NDA - Carolina Theatre Restoration—Private
The Carolina Theatre is a Mediterranean Revival structure designed by the renowned theatre architects R.E. Hall of New York and C. C. Hook of Charlotte. The interior design of the theatre spaces was greatly influenced by the “atmospheric” theatre aesthetics pioneered by architect John Eberson. A hallmark of painted decoration in atmospheric theatres is the use of bright, primary colors applied using dry brush techniques to textured and ornamental surfaces. R.E. Hall employed this aesthetic simultaneously at the Carolina Theatre and at the Florida Theatre in Jacksonville, Florida.
The Piedmont Realty and Development Company, the owner, and Publix Theatres, the operator, constructed the theatre between 1926 and 1927. The theatre was designed with a lavish, atmospheric, Spanish Renaissance-inspired interior. The original purpose of the theatre was to show silent movies and host live performances. The theatre went on to screen “talkies” and eventually underwent a major renovation in 1961, when it became the Carolinas home of Cinerama. During the installation of the extra-large movie screen and a projection booth on the main floor, much of the original ornamentation inside the building was damaged or destroyed. Like many historic theaters of its era, the Carolina Theatre went into decline as audiences gravitated to new cinemas in the suburbs; it closed its doors closed on November 27, 1978.

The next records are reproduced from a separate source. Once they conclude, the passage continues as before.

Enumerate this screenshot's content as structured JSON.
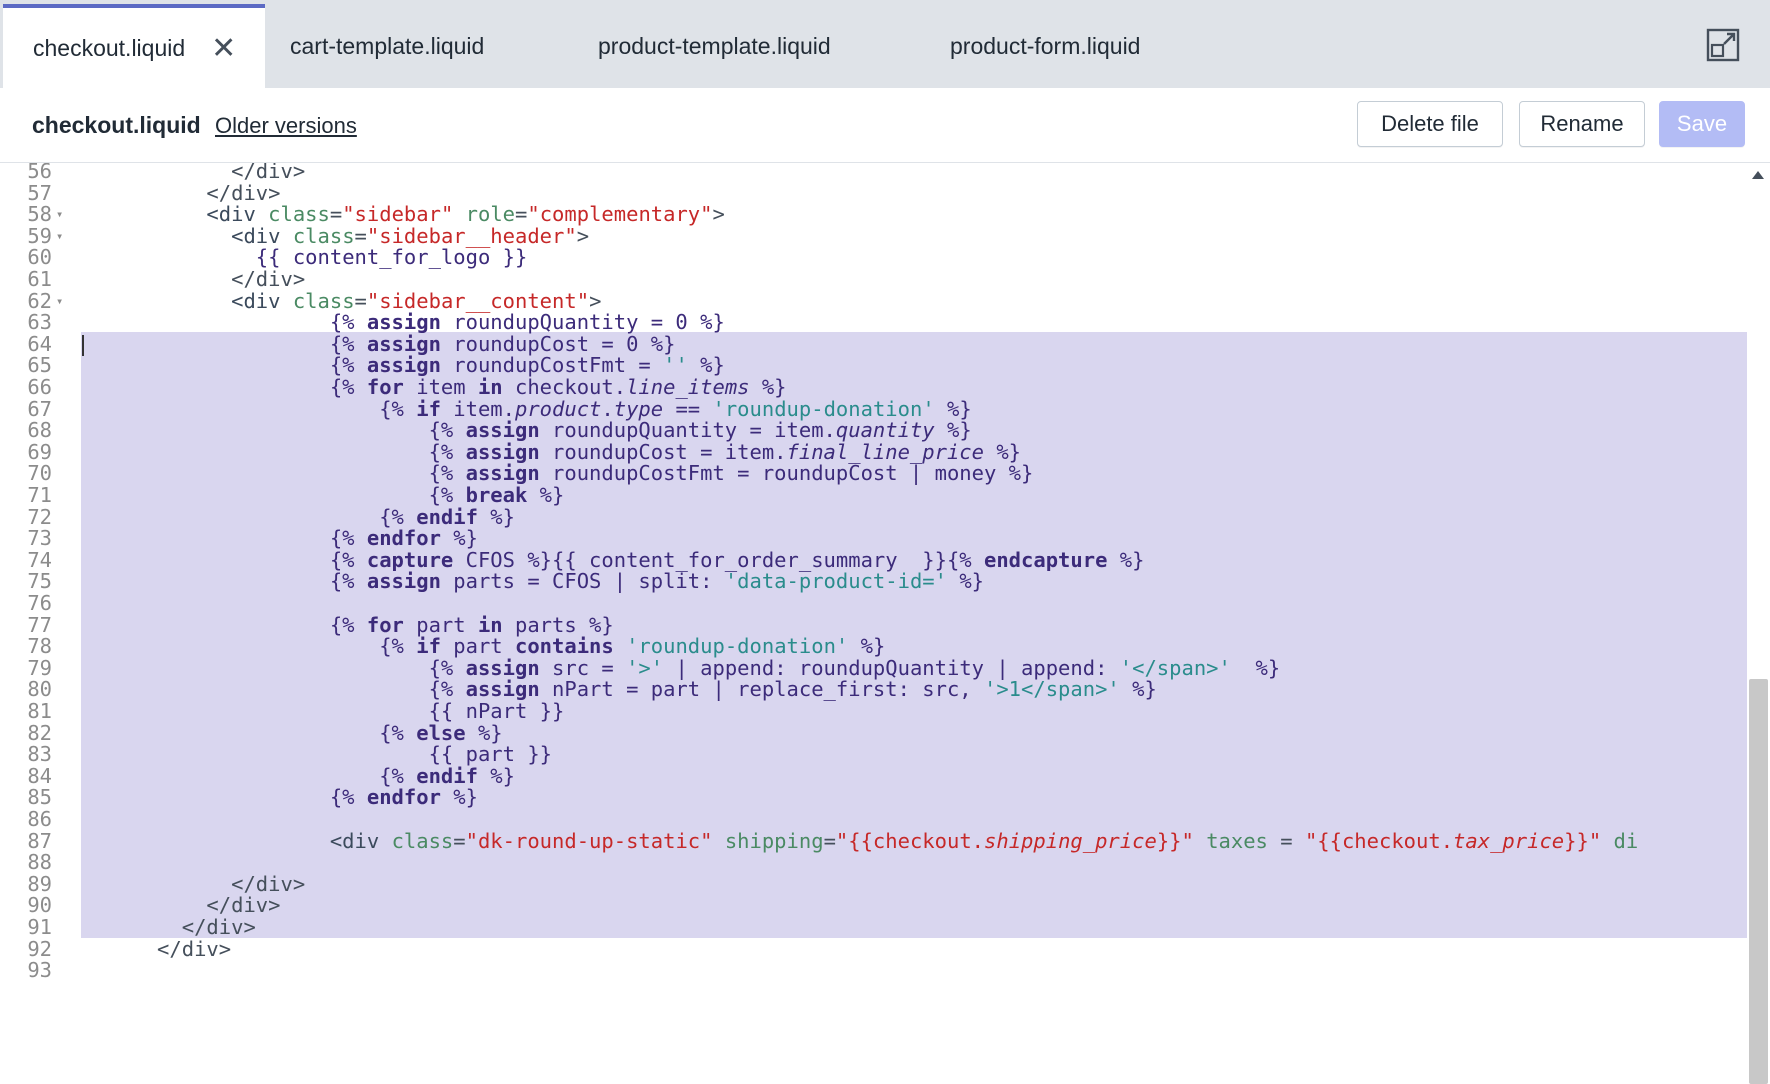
{
  "tabs": [
    {
      "label": "checkout.liquid",
      "active": true
    },
    {
      "label": "cart-template.liquid",
      "active": false
    },
    {
      "label": "product-template.liquid",
      "active": false
    },
    {
      "label": "product-form.liquid",
      "active": false
    }
  ],
  "tab_close_glyph": "✕",
  "toolbar": {
    "file_title": "checkout.liquid",
    "older_versions_link": "Older versions",
    "delete_label": "Delete file",
    "rename_label": "Rename",
    "save_label": "Save"
  },
  "colors": {
    "accent": "#5c6ac4",
    "save_disabled": "#b3bcf5",
    "selection": "#d9d6ef"
  },
  "editor": {
    "selected_lines": [
      63,
      87
    ],
    "lines": [
      {
        "n": "56",
        "fold": false,
        "html": "            &lt;/div&gt;"
      },
      {
        "n": "57",
        "fold": false,
        "html": "          &lt;/div&gt;"
      },
      {
        "n": "58",
        "fold": true,
        "html": "          <span class='t'>&lt;div</span> <span class='a'>class</span>=<span class='s'>\"sidebar\"</span> <span class='a'>role</span>=<span class='s'>\"complementary\"</span>&gt;"
      },
      {
        "n": "59",
        "fold": true,
        "html": "            <span class='t'>&lt;div</span> <span class='a'>class</span>=<span class='s'>\"sidebar__header\"</span>&gt;"
      },
      {
        "n": "60",
        "fold": false,
        "html": "              <span class='lq'>{{ content_for_logo }}</span>"
      },
      {
        "n": "61",
        "fold": false,
        "html": "            &lt;/div&gt;"
      },
      {
        "n": "62",
        "fold": true,
        "html": "            <span class='t'>&lt;div</span> <span class='a'>class</span>=<span class='s'>\"sidebar__content\"</span>&gt;"
      },
      {
        "n": "63",
        "fold": false,
        "html": "                    <span class='lq'>{% <span class='k'>assign</span> roundupQuantity = 0 %}</span>"
      },
      {
        "n": "64",
        "fold": false,
        "html": "                    <span class='lq'>{% <span class='k'>assign</span> roundupCost = 0 %}</span>"
      },
      {
        "n": "65",
        "fold": false,
        "html": "                    <span class='lq'>{% <span class='k'>assign</span> roundupCostFmt = <span class='ls'>''</span> %}</span>"
      },
      {
        "n": "66",
        "fold": false,
        "html": "                    <span class='lq'>{% <span class='k'>for</span> item <span class='k'>in</span> checkout.<span class='i'>line_items</span> %}</span>"
      },
      {
        "n": "67",
        "fold": false,
        "html": "                        <span class='lq'>{% <span class='k'>if</span> item.<span class='i'>product</span>.<span class='i'>type</span> == <span class='ls'>'roundup-donation'</span> %}</span>"
      },
      {
        "n": "68",
        "fold": false,
        "html": "                            <span class='lq'>{% <span class='k'>assign</span> roundupQuantity = item.<span class='i'>quantity</span> %}</span>"
      },
      {
        "n": "69",
        "fold": false,
        "html": "                            <span class='lq'>{% <span class='k'>assign</span> roundupCost = item.<span class='i'>final_line_price</span> %}</span>"
      },
      {
        "n": "70",
        "fold": false,
        "html": "                            <span class='lq'>{% <span class='k'>assign</span> roundupCostFmt = roundupCost | money %}</span>"
      },
      {
        "n": "71",
        "fold": false,
        "html": "                            <span class='lq'>{% <span class='k'>break</span> %}</span>"
      },
      {
        "n": "72",
        "fold": false,
        "html": "                        <span class='lq'>{% <span class='k'>endif</span> %}</span>"
      },
      {
        "n": "73",
        "fold": false,
        "html": "                    <span class='lq'>{% <span class='k'>endfor</span> %}</span>"
      },
      {
        "n": "74",
        "fold": false,
        "html": "                    <span class='lq'>{% <span class='k'>capture</span> CFOS %}{{ content_for_order_summary  }}{% <span class='k'>endcapture</span> %}</span>"
      },
      {
        "n": "75",
        "fold": false,
        "html": "                    <span class='lq'>{% <span class='k'>assign</span> parts = CFOS | split: <span class='ls'>'data-product-id='</span> %}</span>"
      },
      {
        "n": "76",
        "fold": false,
        "html": ""
      },
      {
        "n": "77",
        "fold": false,
        "html": "                    <span class='lq'>{% <span class='k'>for</span> part <span class='k'>in</span> parts %}</span>"
      },
      {
        "n": "78",
        "fold": false,
        "html": "                        <span class='lq'>{% <span class='k'>if</span> part <span class='k'>contains</span> <span class='ls'>'roundup-donation'</span> %}</span>"
      },
      {
        "n": "79",
        "fold": false,
        "html": "                            <span class='lq'>{% <span class='k'>assign</span> src = <span class='ls'>'&gt;'</span> | append: roundupQuantity | append: <span class='ls'>'&lt;/span&gt;'</span>  %}</span>"
      },
      {
        "n": "80",
        "fold": false,
        "html": "                            <span class='lq'>{% <span class='k'>assign</span> nPart = part | replace_first: src, <span class='ls'>'&gt;1&lt;/span&gt;'</span> %}</span>"
      },
      {
        "n": "81",
        "fold": false,
        "html": "                            <span class='lq'>{{ nPart }}</span>"
      },
      {
        "n": "82",
        "fold": false,
        "html": "                        <span class='lq'>{% <span class='k'>else</span> %}</span>"
      },
      {
        "n": "83",
        "fold": false,
        "html": "                            <span class='lq'>{{ part }}</span>"
      },
      {
        "n": "84",
        "fold": false,
        "html": "                        <span class='lq'>{% <span class='k'>endif</span> %}</span>"
      },
      {
        "n": "85",
        "fold": false,
        "html": "                    <span class='lq'>{% <span class='k'>endfor</span> %}</span>"
      },
      {
        "n": "86",
        "fold": false,
        "html": ""
      },
      {
        "n": "87",
        "fold": false,
        "html": "                    <span class='t'>&lt;div</span> <span class='a'>class</span>=<span class='s'>\"dk-round-up-static\"</span> <span class='a'>shipping</span>=<span class='s'>\"{{checkout.<span class='i'>shipping_price</span>}}\"</span> <span class='a'>taxes</span> = <span class='s'>\"{{checkout.<span class='i'>tax_price</span>}}\"</span> <span class='a'>di</span>"
      },
      {
        "n": "88",
        "fold": false,
        "html": ""
      },
      {
        "n": "89",
        "fold": false,
        "html": "            &lt;/div&gt;"
      },
      {
        "n": "90",
        "fold": false,
        "html": "          &lt;/div&gt;"
      },
      {
        "n": "91",
        "fold": false,
        "html": "        &lt;/div&gt;"
      },
      {
        "n": "92",
        "fold": false,
        "html": "      &lt;/div&gt;"
      },
      {
        "n": "93",
        "fold": false,
        "html": ""
      }
    ]
  }
}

The Carolina Theatre was listed on the Charlotte-Mecklenburg Register of Historic Places in 1982. Various efforts were made to preserve the building after it was purchased by the city in 1986, none of which came to fruition. The Carolina Theatre gained a new lease on life in 2012, when the city of Charlotte deeded the property to Foundation For The Carolinas. Construction to restore and renovate the theater began in 2017. The intent was to restore the theatre to its original grandeur and create a vital civic engagement space, with the addition of a new hotel space above the theatre.

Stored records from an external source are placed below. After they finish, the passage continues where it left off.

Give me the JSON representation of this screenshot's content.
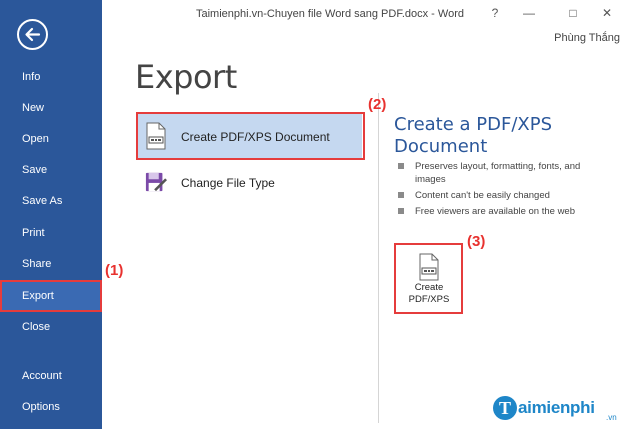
{
  "window": {
    "title": "Taimienphi.vn-Chuyen file Word sang PDF.docx - Word",
    "help_glyph": "?",
    "minimize_glyph": "—",
    "restore_glyph": "□",
    "close_glyph": "✕",
    "user": "Phùng Thắng"
  },
  "sidebar": {
    "back_icon": "back-arrow-icon",
    "items": [
      {
        "label": "Info"
      },
      {
        "label": "New"
      },
      {
        "label": "Open"
      },
      {
        "label": "Save"
      },
      {
        "label": "Save As"
      },
      {
        "label": "Print"
      },
      {
        "label": "Share"
      },
      {
        "label": "Export",
        "selected": true
      },
      {
        "label": "Close"
      },
      {
        "label": "Account"
      },
      {
        "label": "Options"
      }
    ],
    "color": "#2b579a"
  },
  "main": {
    "title": "Export",
    "options": [
      {
        "label": "Create PDF/XPS Document",
        "icon": "pdf-document-icon",
        "selected": true
      },
      {
        "label": "Change File Type",
        "icon": "change-file-type-icon",
        "selected": false
      }
    ],
    "detail": {
      "title": "Create a PDF/XPS Document",
      "bullets": [
        "Preserves layout, formatting, fonts, and images",
        "Content can't be easily changed",
        "Free viewers are available on the web"
      ],
      "create_button_label": "Create PDF/XPS"
    }
  },
  "annotations": {
    "step1": "(1)",
    "step2": "(2)",
    "step3": "(3)",
    "color": "#e53c3c"
  },
  "watermark": {
    "initial": "T",
    "text": "aimienphi",
    "suffix": ".vn"
  }
}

EverGreene Architectural Arts (EverGreene) was retained by the Foundation For The Carolinas to perform a complete restoration of the auditorium’s interior, which was fairly deteriorated. All plaster features were either restored or recreated; the flat, three-coat plaster finishes were repaired wherever necessary, and the ornamentation was either restored or remolded when required. All decorative finishes were recreated by EverGreene onsite staff as well as at the EverGreene Design Studio. The Design Studio recreated or redesigned the decorative finishes, which were applied to the plaster surfaces by EverGreene onsite staff, which they had prepped, painted, and glazed. The Design Studio also recreated the six murals which previously adorned the walls of the auditorium. The murals were scaled down to 1/4 of the original size and were painted by hand by our muralists; they were enlarged, printed, and installed by an outside company.